I had to attempt my own version.

It was hit! Not to mention, it was incredibly easy with a stand mixer. I didn't even have to use cream of tartar to whip my egg whites into peaks in minutes. The vinegar keep them chewy on the inside, just as promised. I will say that fruit which is a bit on the tart side (fortunately what we had) is required as the recipe as written makes a very sweet marshmallow. I will likely play around with this recipe in the future to make the it less sweet so I can nibble on the marshmallow by itself :) Although there's a full cup of sugar in this recipe, I think it falls on the non-lethal side as it's made with all egg whites and no fat, unless you add whipped cream, of course.

Without further ado:

Uploaded from the Photobucket iPhone App
My apologies for the terrible picture of the final product.
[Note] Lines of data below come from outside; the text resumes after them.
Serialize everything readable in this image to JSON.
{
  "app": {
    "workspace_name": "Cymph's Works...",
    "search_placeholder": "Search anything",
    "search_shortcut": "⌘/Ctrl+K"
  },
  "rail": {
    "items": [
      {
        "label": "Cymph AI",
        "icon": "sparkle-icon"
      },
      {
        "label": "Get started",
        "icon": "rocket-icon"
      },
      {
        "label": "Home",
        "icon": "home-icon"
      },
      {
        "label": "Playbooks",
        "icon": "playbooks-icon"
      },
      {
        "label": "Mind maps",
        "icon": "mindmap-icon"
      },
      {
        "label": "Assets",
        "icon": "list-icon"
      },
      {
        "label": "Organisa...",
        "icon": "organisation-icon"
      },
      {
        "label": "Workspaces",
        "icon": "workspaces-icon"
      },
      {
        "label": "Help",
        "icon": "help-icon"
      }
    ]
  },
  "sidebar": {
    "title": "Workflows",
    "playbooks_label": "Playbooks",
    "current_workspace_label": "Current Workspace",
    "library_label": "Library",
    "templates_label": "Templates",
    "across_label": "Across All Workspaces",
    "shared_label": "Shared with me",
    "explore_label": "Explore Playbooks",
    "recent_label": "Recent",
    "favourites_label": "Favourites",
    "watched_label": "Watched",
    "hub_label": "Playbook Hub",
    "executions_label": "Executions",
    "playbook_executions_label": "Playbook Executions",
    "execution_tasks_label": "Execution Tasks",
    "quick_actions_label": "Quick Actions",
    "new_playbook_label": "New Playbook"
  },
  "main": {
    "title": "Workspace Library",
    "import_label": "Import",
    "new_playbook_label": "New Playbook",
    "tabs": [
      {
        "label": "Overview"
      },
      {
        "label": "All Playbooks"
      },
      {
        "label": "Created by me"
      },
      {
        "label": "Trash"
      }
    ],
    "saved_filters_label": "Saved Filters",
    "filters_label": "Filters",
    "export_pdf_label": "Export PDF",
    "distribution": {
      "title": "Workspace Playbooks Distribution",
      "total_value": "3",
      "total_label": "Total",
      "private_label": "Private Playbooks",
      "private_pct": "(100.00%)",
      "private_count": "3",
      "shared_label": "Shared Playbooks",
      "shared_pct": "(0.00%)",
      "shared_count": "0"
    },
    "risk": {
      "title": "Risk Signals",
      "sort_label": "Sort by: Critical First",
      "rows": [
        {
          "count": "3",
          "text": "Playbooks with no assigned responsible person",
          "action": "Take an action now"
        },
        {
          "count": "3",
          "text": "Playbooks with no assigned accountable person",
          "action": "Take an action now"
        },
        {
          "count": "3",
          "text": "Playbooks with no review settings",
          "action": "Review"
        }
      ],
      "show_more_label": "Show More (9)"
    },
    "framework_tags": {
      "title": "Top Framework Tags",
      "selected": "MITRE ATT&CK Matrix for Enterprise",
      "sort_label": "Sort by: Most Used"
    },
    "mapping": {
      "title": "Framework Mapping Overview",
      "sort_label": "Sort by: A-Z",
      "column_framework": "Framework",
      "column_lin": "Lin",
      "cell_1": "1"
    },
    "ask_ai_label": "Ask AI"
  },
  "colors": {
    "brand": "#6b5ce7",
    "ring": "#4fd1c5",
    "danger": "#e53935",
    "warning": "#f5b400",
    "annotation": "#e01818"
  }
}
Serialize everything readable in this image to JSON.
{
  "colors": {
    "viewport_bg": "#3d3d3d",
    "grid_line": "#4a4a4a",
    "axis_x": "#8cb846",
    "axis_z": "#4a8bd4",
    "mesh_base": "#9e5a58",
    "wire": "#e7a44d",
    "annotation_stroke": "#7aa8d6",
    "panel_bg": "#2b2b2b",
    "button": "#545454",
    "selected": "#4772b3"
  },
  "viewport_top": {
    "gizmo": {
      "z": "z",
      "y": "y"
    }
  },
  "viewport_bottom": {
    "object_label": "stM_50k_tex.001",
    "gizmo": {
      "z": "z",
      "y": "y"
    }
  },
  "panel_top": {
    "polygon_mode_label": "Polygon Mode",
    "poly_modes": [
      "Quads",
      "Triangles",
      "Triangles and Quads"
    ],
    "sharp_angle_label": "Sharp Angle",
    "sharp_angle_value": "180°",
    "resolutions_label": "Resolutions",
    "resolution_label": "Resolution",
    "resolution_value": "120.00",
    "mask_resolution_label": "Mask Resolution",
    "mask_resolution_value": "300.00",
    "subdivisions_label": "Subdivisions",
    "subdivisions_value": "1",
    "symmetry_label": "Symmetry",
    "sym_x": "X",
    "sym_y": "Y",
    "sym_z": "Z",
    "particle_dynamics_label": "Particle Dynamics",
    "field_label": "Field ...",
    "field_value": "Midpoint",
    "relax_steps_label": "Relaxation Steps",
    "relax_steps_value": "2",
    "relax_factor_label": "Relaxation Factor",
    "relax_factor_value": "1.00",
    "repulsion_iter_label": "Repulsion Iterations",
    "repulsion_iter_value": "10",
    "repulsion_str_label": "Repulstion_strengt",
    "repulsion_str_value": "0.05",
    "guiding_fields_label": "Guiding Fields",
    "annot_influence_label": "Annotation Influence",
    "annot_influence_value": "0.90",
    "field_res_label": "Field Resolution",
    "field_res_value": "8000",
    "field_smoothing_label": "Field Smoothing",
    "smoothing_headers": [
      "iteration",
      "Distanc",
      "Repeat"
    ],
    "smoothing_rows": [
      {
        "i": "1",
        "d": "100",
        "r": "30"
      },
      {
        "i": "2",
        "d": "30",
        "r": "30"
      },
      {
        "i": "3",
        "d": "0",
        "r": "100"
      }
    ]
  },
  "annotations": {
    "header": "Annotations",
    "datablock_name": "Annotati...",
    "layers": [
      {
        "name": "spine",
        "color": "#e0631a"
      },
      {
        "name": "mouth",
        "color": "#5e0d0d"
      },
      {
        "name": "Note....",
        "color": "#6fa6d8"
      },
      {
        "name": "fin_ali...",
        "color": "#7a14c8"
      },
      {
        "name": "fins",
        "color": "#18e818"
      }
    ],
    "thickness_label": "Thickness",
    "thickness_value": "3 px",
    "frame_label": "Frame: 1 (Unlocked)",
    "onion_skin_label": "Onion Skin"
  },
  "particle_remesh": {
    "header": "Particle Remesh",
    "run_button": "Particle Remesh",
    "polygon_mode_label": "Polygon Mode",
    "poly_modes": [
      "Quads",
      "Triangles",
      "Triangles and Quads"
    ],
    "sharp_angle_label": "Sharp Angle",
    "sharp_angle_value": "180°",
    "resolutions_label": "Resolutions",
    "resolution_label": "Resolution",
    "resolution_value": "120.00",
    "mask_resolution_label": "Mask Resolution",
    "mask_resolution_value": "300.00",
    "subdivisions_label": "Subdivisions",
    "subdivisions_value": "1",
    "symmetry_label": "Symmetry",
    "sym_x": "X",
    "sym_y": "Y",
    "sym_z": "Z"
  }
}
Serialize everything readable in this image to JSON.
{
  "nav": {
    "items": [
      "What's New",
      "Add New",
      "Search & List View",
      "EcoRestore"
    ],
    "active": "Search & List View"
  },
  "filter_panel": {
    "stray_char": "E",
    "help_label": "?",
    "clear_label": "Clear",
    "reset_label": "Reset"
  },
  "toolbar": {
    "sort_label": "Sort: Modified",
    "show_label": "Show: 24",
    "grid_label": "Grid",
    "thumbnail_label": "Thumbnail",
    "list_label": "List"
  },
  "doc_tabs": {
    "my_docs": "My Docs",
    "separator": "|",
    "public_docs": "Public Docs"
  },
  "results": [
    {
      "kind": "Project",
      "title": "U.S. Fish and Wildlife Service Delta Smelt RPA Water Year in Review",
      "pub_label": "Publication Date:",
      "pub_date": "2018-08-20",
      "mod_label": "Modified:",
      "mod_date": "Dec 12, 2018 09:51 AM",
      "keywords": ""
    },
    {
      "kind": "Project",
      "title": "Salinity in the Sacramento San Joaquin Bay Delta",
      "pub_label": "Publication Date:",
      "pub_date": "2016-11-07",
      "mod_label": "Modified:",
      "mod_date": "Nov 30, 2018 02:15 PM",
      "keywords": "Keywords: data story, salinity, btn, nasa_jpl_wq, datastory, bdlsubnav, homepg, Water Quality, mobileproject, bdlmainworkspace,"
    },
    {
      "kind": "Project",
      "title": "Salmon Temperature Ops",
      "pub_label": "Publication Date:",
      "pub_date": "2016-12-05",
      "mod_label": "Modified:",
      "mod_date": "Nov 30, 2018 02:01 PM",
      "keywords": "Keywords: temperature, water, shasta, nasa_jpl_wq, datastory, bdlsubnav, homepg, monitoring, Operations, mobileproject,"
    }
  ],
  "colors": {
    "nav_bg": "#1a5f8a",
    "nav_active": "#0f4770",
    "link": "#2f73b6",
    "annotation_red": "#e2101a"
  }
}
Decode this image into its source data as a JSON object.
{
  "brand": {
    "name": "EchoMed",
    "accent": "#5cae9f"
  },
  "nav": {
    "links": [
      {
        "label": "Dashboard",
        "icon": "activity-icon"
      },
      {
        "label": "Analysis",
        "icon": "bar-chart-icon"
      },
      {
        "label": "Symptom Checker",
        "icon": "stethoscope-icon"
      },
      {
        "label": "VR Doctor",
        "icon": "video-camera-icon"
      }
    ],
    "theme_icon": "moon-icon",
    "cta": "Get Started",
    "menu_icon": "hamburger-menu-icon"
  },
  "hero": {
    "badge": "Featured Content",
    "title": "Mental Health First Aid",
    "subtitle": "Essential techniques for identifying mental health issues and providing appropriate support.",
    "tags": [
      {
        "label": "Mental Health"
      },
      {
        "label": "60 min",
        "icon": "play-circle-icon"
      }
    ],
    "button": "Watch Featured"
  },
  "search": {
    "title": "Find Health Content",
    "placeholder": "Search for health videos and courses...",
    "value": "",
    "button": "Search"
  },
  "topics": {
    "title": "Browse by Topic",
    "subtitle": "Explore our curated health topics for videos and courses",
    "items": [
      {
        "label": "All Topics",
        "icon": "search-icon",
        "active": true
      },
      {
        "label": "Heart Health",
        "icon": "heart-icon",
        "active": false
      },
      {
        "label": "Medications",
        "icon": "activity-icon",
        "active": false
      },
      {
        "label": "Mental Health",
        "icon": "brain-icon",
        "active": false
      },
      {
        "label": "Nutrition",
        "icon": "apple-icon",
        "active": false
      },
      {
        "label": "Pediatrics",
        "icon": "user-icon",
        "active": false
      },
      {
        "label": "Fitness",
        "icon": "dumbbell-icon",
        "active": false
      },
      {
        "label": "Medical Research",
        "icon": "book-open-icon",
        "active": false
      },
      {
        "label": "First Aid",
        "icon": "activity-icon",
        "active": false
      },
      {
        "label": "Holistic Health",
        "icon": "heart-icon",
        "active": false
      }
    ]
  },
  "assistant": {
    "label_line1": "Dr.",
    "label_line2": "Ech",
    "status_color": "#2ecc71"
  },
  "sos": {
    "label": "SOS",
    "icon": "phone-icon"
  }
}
Since we were taking it to a dinner party, I didn't want to dress it with the berries until we were ready to eat and the lighting was terrible.

4 large egg whites
1 cup superfine (castor) sugar*
1/2 teaspoon pure vanilla extract
1 teaspoon white vinegar
1/2 tablespoon cornstarch
3 cups fresh fruit (e.g. strawberries, blackberries, blueberries)

*To make superfine sugar, I pulsed granulated sugar in my food processor.

Preheat oven to 250 degrees. Line a baking sheet with parchment paper.

In the bowl of your electric mixer, with the whisk attachment, beat the egg whites on medium speed until soft peaks form.

Add sugar, a tablespoon at a time, and continue to beat, on high speed, until stiff and shiny peaks form. (Test to see if the sugar is fully dissolved by rubbing a little of the meringue between your thumb and index finger. If it feels gritty the sugar has not fully dissolved so keep beating until it feels smooth between your fingers).

Beat in the vanilla extract. Sprinkle the vinegar and cornstarch over the top of the meringue and gently fold in.

Pour meringue onto parchment paper, smoothing the edges, making sure the edges of the meringue are slightly higher than the center. (You want a slight well in the center of the meringue to place the fruit--something I did not do very well.)

Bake for 60 to 75 minutes or until the outside is dry and is a very pale cream color. Turn the oven off, leave the door slightly ajar, and let the meringue cool completely in the oven. (The outside of the meringue will feel firm to the touch like a traditional meringue, but the inside will be marshmallowy.)



When ready to serve, top with fresh fruit (and whipped cream, if desired).

The cooled meringue can be made and stored in a cool dry place, in an airtight container, for a few days if it lasts that long.